*** Information given ***

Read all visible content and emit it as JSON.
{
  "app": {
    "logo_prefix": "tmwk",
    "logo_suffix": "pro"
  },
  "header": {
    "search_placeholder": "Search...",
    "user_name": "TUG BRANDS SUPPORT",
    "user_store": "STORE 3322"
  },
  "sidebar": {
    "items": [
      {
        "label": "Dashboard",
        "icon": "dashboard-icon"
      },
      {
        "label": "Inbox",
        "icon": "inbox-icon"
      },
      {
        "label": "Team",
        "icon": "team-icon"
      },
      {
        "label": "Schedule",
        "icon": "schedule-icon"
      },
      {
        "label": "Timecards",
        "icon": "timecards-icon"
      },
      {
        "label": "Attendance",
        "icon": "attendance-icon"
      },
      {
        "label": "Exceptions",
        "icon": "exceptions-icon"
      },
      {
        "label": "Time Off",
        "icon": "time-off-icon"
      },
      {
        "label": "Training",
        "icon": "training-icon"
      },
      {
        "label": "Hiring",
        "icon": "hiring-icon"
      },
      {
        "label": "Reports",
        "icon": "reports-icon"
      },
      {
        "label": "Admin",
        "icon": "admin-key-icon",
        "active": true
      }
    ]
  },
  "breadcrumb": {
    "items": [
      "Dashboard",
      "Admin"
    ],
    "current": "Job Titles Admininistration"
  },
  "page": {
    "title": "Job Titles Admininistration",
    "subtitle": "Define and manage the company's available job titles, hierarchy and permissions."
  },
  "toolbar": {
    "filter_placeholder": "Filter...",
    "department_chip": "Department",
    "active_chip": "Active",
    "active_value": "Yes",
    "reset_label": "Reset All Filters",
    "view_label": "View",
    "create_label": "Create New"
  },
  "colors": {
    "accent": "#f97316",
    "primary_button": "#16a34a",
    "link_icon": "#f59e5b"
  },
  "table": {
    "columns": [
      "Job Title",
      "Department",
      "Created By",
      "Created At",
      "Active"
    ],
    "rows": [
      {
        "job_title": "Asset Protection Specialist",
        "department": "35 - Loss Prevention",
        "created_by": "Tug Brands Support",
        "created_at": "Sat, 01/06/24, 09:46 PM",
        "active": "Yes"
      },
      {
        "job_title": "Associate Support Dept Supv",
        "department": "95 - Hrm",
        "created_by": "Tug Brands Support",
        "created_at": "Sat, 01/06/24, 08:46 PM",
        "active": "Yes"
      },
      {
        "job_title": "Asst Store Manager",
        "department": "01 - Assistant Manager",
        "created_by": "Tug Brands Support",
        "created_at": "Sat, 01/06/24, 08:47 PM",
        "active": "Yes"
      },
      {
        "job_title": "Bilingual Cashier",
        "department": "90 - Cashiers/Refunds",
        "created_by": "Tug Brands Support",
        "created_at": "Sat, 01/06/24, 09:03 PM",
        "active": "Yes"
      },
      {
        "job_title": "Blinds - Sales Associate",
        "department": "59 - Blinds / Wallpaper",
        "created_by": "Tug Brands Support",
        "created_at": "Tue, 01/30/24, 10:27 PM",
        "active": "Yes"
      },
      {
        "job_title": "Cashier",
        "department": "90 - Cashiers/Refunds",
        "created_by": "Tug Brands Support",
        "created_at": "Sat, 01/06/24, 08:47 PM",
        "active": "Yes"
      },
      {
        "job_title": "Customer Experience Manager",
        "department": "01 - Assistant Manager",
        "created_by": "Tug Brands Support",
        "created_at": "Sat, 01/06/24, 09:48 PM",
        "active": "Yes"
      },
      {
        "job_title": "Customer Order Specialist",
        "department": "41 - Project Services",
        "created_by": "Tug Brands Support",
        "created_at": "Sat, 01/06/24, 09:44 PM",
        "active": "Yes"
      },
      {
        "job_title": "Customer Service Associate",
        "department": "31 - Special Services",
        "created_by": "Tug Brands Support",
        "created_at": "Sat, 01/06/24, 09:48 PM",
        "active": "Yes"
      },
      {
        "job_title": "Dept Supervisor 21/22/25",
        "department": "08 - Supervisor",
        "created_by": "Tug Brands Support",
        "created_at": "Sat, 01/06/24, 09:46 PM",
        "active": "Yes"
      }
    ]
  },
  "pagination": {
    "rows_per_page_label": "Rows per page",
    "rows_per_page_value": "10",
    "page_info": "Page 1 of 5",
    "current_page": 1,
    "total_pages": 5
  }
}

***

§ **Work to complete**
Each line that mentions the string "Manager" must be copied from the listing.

§ **Reply**
        "job_title": "Asst Store Manager",
        "department": "01 - Assistant Manager",
        "job_title": "Customer Experience Manager",
        "department": "01 - Assistant Manager",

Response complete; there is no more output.